● **Problem requirements**:
Copy every line of the records below that holds the word "File".

● **Listed records**:
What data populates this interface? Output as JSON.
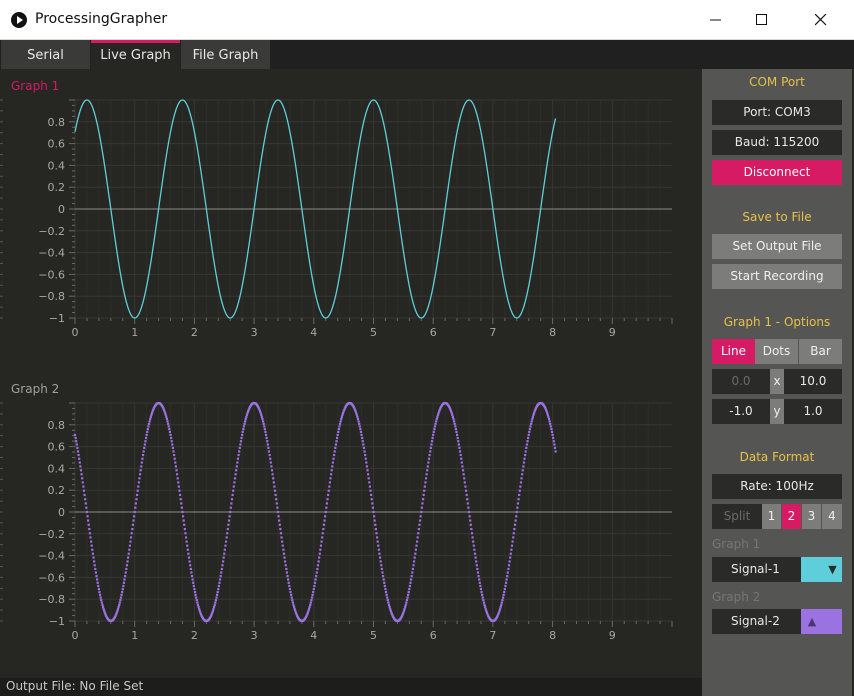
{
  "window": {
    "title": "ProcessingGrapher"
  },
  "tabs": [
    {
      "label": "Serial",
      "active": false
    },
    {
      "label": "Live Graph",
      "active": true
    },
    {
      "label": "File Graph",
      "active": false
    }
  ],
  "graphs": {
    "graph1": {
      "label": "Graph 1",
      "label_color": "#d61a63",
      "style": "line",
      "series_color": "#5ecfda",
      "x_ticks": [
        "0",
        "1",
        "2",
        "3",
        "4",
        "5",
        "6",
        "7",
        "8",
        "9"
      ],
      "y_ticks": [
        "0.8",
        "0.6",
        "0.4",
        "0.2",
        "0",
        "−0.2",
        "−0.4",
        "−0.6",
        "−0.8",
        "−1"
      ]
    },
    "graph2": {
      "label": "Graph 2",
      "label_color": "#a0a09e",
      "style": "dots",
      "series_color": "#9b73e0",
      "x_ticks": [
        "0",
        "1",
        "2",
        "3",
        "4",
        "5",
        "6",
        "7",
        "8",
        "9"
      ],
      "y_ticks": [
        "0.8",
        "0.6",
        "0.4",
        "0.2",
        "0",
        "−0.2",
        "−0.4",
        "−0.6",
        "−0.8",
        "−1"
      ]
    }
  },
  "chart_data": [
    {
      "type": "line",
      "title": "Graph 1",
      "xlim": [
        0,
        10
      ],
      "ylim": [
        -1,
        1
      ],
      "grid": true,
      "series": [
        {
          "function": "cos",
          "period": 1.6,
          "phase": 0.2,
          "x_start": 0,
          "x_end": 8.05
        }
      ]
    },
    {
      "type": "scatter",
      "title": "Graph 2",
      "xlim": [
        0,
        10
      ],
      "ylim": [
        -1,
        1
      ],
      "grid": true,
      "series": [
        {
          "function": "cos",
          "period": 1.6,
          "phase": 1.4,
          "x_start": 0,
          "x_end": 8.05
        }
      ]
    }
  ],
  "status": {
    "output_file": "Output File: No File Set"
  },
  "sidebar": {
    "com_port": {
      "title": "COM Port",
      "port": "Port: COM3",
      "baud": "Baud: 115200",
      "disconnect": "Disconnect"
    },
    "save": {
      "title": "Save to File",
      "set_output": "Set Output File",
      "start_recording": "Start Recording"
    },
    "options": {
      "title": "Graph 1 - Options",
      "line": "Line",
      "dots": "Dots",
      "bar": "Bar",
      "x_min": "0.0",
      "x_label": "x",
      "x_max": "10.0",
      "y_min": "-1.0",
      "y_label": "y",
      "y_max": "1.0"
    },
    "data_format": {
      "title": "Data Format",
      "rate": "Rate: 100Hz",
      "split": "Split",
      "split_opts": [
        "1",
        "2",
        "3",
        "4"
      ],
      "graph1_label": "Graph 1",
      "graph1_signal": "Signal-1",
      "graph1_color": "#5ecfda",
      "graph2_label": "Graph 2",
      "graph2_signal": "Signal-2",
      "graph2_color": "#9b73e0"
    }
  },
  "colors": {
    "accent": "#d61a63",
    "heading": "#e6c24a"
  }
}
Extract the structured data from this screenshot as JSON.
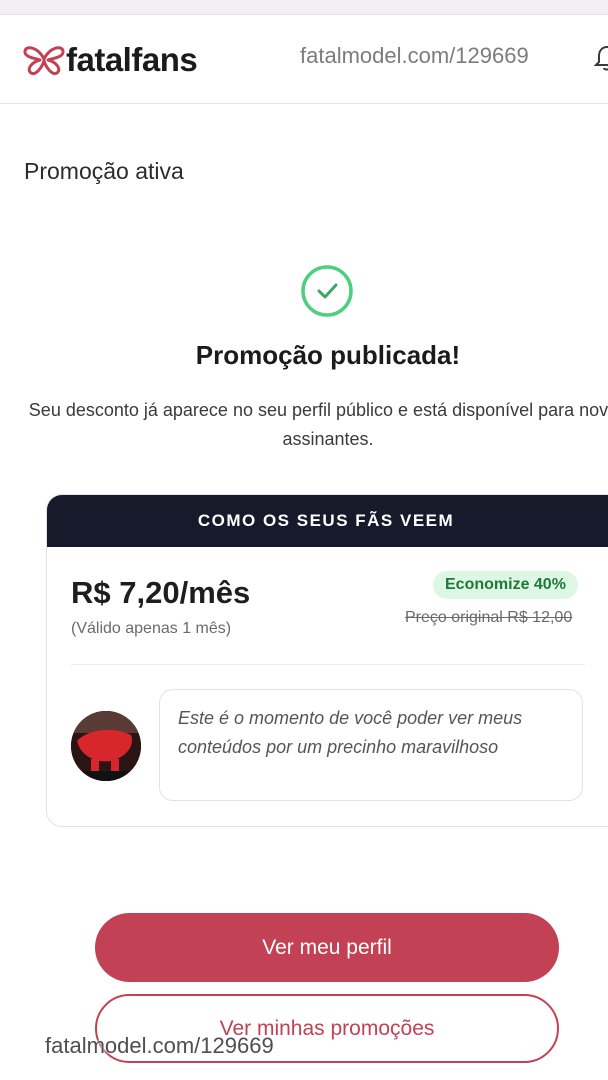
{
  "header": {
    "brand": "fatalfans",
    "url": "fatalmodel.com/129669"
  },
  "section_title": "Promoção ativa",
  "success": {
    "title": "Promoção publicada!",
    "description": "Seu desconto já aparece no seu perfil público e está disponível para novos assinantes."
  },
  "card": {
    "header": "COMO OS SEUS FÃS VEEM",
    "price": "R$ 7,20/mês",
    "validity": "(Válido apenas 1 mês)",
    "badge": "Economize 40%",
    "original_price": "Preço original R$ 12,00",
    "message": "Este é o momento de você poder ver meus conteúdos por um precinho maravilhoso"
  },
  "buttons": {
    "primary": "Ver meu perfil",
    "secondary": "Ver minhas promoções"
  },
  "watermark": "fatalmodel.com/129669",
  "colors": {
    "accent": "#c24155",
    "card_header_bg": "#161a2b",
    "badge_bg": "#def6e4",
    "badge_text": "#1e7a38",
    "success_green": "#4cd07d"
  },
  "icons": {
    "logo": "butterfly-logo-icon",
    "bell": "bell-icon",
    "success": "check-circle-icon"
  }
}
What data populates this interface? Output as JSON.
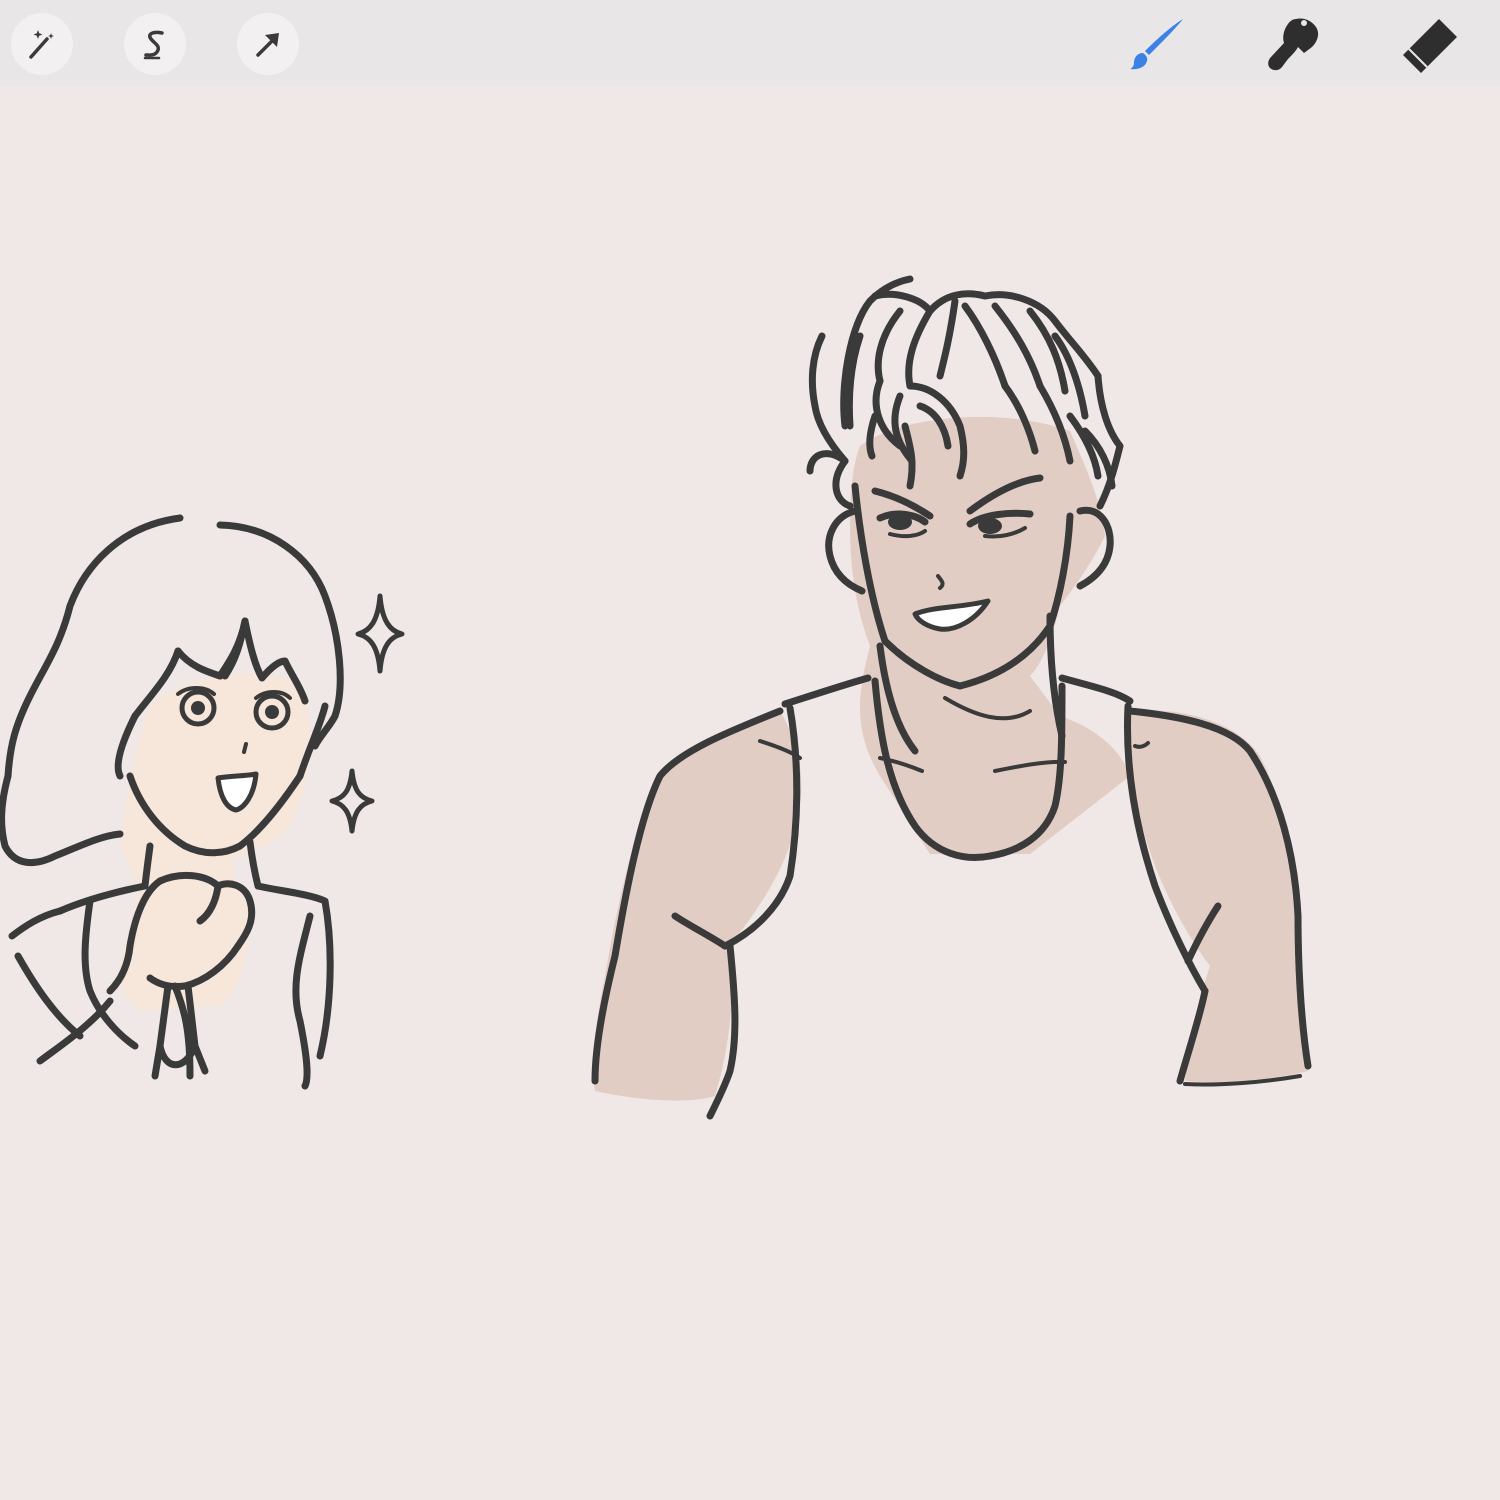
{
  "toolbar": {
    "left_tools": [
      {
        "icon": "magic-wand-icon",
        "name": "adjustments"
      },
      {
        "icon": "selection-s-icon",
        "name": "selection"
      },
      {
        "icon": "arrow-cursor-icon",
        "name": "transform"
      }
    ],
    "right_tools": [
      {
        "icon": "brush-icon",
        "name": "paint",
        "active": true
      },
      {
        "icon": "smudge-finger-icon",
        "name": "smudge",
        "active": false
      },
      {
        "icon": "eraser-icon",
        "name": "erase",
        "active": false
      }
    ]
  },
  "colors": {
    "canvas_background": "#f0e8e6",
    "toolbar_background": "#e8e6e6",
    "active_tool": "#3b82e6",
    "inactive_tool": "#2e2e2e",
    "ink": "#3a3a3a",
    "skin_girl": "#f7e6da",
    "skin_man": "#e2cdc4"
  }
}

● **Answer for this exercise**:
      "label": "File Graph",
    "output_file": "Output File: No File Set"
      "title": "Save to File",
      "set_output": "Set Output File",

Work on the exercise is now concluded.